AIM OF THE TASK -> If a line of the data below contains the string "StyleGuide", copy it into your answer.

Top of GIVEN INFORMATION

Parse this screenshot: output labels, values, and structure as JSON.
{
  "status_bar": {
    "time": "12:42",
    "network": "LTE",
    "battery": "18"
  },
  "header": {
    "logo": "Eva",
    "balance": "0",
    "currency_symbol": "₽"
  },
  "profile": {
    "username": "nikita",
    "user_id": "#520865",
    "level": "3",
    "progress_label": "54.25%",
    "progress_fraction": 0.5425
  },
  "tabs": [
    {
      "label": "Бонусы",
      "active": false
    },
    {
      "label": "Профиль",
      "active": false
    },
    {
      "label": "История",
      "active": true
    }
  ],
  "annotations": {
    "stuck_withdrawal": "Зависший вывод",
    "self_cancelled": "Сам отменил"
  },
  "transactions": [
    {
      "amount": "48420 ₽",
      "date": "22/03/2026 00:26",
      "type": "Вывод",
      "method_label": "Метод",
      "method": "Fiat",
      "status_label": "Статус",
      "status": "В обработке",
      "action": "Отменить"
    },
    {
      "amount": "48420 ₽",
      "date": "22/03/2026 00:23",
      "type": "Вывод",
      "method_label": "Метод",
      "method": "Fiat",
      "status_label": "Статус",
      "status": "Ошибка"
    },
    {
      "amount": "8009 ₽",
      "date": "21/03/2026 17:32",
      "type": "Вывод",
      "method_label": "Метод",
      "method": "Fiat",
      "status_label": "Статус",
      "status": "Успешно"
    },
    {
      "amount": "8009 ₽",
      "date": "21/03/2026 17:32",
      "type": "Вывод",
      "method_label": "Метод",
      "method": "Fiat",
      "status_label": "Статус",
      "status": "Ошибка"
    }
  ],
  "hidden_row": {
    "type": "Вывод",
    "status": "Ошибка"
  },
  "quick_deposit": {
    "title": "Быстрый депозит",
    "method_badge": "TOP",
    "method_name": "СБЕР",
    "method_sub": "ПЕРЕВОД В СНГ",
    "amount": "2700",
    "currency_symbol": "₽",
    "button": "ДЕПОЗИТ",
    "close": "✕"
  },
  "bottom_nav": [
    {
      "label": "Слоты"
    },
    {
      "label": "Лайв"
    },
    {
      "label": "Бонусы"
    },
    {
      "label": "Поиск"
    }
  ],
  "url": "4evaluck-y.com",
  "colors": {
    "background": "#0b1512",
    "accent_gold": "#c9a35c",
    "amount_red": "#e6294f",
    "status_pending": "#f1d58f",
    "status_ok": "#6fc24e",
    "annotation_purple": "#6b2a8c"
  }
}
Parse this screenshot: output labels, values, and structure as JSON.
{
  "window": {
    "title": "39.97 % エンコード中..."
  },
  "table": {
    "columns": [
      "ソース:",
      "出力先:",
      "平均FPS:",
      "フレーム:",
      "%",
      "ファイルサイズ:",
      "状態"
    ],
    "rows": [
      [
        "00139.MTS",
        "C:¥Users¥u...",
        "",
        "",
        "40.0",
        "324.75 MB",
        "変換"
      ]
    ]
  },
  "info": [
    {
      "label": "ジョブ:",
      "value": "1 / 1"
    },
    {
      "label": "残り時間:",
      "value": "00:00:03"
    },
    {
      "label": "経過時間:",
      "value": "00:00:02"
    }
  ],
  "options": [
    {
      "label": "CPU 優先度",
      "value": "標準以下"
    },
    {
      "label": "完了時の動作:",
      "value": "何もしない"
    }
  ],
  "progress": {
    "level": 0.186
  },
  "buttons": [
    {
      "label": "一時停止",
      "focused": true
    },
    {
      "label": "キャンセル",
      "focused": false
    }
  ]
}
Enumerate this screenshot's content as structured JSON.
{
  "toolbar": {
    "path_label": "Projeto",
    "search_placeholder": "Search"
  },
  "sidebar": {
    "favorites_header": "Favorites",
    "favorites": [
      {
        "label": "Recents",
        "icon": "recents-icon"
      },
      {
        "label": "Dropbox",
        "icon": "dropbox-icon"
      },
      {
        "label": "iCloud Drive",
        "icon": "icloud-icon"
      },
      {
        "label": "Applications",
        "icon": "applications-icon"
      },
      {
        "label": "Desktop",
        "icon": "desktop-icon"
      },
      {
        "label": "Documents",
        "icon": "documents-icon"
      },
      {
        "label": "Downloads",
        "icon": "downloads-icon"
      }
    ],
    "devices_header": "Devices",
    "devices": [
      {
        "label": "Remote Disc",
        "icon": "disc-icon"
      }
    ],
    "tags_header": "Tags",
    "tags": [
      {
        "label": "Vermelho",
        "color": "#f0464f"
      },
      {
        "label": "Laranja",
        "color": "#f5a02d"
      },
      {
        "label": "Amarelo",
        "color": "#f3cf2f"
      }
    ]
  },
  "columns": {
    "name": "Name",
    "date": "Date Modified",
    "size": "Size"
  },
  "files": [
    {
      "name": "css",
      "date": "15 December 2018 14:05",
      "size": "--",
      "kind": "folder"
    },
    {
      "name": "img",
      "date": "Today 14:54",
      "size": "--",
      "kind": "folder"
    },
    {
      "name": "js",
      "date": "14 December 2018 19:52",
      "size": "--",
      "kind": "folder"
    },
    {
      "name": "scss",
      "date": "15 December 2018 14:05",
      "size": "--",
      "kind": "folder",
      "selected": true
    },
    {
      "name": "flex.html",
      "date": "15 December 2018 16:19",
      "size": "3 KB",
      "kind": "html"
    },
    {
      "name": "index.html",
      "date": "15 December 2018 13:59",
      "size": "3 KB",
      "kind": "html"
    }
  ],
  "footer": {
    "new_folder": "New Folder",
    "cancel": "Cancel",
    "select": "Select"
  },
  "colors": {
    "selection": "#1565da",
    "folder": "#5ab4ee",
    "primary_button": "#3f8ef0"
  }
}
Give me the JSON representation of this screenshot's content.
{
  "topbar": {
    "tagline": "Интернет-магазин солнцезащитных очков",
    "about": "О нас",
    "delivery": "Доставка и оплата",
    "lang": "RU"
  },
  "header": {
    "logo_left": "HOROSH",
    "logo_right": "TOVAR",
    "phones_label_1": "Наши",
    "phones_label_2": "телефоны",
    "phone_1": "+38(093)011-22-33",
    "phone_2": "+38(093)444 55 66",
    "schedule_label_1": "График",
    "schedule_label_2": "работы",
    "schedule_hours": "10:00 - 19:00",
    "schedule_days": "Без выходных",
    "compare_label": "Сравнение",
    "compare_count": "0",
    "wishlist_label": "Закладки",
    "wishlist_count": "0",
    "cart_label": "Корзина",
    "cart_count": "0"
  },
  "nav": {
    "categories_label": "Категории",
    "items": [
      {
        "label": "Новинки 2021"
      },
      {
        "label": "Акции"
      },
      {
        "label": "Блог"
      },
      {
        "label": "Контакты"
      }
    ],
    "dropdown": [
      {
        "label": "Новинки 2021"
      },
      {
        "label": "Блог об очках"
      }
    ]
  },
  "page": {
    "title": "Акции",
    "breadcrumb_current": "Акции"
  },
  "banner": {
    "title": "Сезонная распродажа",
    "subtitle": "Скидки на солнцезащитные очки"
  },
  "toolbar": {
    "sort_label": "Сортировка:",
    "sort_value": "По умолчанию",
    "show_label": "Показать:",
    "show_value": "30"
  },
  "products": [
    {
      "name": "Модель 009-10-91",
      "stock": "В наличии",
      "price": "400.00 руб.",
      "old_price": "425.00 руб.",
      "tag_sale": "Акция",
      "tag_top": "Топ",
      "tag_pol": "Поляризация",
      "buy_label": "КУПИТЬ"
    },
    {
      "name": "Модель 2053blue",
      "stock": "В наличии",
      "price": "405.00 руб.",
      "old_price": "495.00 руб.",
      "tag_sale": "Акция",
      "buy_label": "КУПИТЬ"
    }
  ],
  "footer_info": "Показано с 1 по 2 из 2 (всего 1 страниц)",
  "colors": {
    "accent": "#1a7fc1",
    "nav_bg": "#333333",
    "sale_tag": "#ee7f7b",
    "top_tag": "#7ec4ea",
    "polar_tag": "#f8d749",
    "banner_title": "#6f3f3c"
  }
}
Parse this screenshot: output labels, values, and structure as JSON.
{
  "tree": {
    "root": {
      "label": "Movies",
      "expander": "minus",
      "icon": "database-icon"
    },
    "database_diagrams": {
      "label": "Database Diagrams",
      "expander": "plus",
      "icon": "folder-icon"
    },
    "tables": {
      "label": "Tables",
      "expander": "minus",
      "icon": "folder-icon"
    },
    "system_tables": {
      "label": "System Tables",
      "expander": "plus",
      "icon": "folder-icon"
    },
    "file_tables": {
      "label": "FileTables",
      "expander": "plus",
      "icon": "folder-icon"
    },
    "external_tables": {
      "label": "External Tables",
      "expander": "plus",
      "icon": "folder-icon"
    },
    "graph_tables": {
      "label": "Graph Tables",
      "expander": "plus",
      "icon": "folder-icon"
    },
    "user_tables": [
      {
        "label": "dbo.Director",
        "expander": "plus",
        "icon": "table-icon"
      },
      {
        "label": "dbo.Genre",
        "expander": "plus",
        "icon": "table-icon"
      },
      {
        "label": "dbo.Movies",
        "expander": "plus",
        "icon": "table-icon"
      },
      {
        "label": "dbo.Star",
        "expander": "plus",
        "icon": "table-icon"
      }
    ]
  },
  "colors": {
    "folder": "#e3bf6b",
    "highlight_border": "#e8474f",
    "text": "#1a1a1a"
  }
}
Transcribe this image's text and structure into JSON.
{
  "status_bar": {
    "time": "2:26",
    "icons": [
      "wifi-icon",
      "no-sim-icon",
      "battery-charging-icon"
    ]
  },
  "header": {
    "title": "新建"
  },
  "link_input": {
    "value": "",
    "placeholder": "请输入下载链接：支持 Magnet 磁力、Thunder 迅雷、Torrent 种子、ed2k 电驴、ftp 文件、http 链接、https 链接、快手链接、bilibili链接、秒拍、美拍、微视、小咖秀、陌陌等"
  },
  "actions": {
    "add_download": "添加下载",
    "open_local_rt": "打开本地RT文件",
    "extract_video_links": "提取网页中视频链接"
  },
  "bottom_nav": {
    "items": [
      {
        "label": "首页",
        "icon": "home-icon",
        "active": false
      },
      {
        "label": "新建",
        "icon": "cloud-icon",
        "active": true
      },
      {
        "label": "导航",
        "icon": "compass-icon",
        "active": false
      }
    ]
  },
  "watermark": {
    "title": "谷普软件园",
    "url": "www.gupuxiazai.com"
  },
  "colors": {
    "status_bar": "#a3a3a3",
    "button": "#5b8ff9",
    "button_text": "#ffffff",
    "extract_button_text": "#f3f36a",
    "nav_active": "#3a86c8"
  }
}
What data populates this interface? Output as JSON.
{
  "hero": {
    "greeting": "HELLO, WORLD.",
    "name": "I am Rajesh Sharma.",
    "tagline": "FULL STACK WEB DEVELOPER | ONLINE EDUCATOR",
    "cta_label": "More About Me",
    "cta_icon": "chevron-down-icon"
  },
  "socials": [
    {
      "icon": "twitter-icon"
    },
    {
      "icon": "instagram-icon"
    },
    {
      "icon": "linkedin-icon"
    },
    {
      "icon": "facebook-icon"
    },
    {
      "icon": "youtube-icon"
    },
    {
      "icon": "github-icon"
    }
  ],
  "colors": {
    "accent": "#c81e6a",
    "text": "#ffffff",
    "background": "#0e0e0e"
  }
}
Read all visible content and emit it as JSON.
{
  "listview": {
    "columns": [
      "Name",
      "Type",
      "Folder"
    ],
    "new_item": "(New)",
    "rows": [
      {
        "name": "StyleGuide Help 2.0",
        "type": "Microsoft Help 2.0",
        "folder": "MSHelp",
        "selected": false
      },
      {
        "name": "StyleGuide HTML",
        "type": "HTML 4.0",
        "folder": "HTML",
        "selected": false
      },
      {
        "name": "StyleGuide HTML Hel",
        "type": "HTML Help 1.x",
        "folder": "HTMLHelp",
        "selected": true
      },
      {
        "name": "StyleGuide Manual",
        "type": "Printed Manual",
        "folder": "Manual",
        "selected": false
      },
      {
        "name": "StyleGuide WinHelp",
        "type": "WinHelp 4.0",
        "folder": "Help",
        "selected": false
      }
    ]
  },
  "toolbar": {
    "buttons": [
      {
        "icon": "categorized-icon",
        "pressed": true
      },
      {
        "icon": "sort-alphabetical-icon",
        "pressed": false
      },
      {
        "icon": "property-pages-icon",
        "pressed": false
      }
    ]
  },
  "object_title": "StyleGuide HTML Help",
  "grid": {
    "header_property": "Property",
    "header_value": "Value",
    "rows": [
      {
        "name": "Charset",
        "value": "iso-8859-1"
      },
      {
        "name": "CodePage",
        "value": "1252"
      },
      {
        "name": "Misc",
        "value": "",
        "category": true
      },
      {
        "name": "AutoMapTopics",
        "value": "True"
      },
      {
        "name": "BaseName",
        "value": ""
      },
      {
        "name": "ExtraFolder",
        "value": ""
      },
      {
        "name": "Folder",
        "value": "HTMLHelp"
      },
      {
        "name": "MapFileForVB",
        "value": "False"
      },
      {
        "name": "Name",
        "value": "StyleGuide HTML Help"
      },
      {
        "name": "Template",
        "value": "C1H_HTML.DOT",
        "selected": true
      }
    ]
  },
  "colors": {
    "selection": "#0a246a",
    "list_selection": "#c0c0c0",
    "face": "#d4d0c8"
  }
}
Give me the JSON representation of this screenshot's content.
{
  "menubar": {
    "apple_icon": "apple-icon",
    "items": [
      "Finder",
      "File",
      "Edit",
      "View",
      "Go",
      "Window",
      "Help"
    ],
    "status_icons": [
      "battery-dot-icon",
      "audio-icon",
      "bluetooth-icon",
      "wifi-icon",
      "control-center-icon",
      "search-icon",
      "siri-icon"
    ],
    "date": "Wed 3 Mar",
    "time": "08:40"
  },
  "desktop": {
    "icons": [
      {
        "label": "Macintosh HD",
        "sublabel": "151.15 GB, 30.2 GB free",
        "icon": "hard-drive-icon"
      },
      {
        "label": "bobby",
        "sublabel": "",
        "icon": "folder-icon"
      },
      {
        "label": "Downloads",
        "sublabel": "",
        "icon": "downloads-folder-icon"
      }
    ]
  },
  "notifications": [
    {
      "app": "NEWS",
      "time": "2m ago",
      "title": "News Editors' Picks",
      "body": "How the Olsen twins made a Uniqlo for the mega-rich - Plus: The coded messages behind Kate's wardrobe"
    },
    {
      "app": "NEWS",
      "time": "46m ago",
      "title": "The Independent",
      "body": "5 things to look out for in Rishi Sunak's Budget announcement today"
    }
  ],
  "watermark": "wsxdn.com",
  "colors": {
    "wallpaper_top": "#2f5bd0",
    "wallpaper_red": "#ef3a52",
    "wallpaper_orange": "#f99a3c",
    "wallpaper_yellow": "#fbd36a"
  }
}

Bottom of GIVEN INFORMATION

RESULT OF THIS EXERCISE ->
        "name": "StyleGuide Help 2.0",
        "name": "StyleGuide HTML",
        "name": "StyleGuide HTML Hel",
        "name": "StyleGuide Manual",
        "name": "StyleGuide WinHelp",
  "object_title": "StyleGuide HTML Help",
        "value": "StyleGuide HTML Help"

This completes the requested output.